Citation: Simonsen CS, Flemmen HØ, Broch L, Brekke K, Brunborg C, Berg-Hansen P and Celius EG (2022) Rebaseline no evidence of disease activity (NEDA-3) as a predictor of long-term disease course in a Norwegian multiple sclerosis population. Front. Neurol. 13:1034056. doi: 10.3389/fneur.2022.1034056
Received: 01 September 2022; Accepted: 24 October 2022;
Published: 14 November 2022.
Edited by:Emilio Portaccio, Careggi University Hospital, Italy
Reviewed by:Gloria Dalla Costa, San Raffaele Scientific Institute (IRCCS), Italy

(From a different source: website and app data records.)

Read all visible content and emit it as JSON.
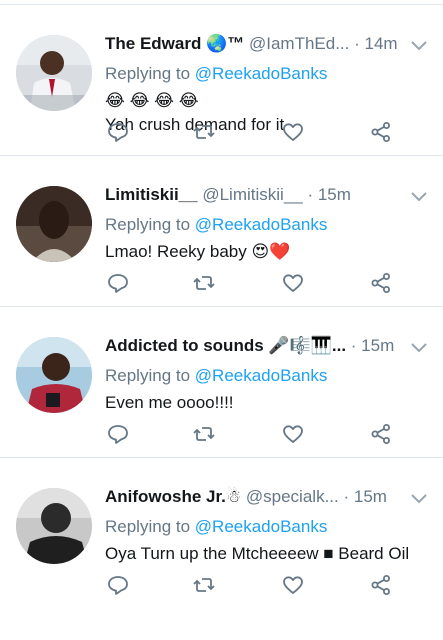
{
  "tweets": [
    {
      "name": "The Edward 🌏™",
      "handle": "@IamThEd...",
      "time": "· 14m",
      "reply_prefix": "Replying to ",
      "reply_to": "@ReekadoBanks",
      "lines": [
        "😂 😂 😂 😂",
        "Yah crush demand for it"
      ],
      "avatar": "white-shirt-man"
    },
    {
      "name": "Limitiskii__",
      "handle": "@Limitiskii__",
      "time": "· 15m",
      "reply_prefix": "Replying to ",
      "reply_to": "@ReekadoBanks",
      "lines": [
        "Lmao! Reeky baby 😍❤️"
      ],
      "avatar": "dark-portrait"
    },
    {
      "name": "Addicted to sounds 🎤🎼🎹...",
      "handle": "",
      "time": "· 15m",
      "reply_prefix": "Replying to ",
      "reply_to": "@ReekadoBanks",
      "lines": [
        "Even me oooo!!!!"
      ],
      "avatar": "selfie-boy"
    },
    {
      "name": "Anifowoshe Jr.☃",
      "handle": "@specialk...",
      "time": "· 15m",
      "reply_prefix": "Replying to ",
      "reply_to": "@ReekadoBanks",
      "lines": [
        "Oya Turn up the Mtcheeeew ■ Beard Oil"
      ],
      "avatar": "bw-man"
    }
  ],
  "icons": [
    "reply-icon",
    "retweet-icon",
    "like-icon",
    "share-icon",
    "caret-down-icon"
  ],
  "colors": {
    "text": "#14171a",
    "muted": "#657786",
    "link": "#1da1f2",
    "divider": "#dfe5ea"
  }
}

Maria Petracca, Sapienza University of Rome, Italy
Copyright © 2022 Simonsen, Flemmen, Broch, Brekke, Brunborg, Berg-Hansen and Celius. This is an open-access article distributed under the terms of the Creative Commons Attribution License (CC BY). The use, distribution or reproduction in other forums is permitted, provided the original author(s) and the copyright owner(s) are credited and that the original publication in this journal is cited, in accordance with accepted academic practice. No use, distribution or reproduction is permitted which does not comply with these terms.
*Correspondence: Cecilia Smith Simonsen, firstname.lastname@example.org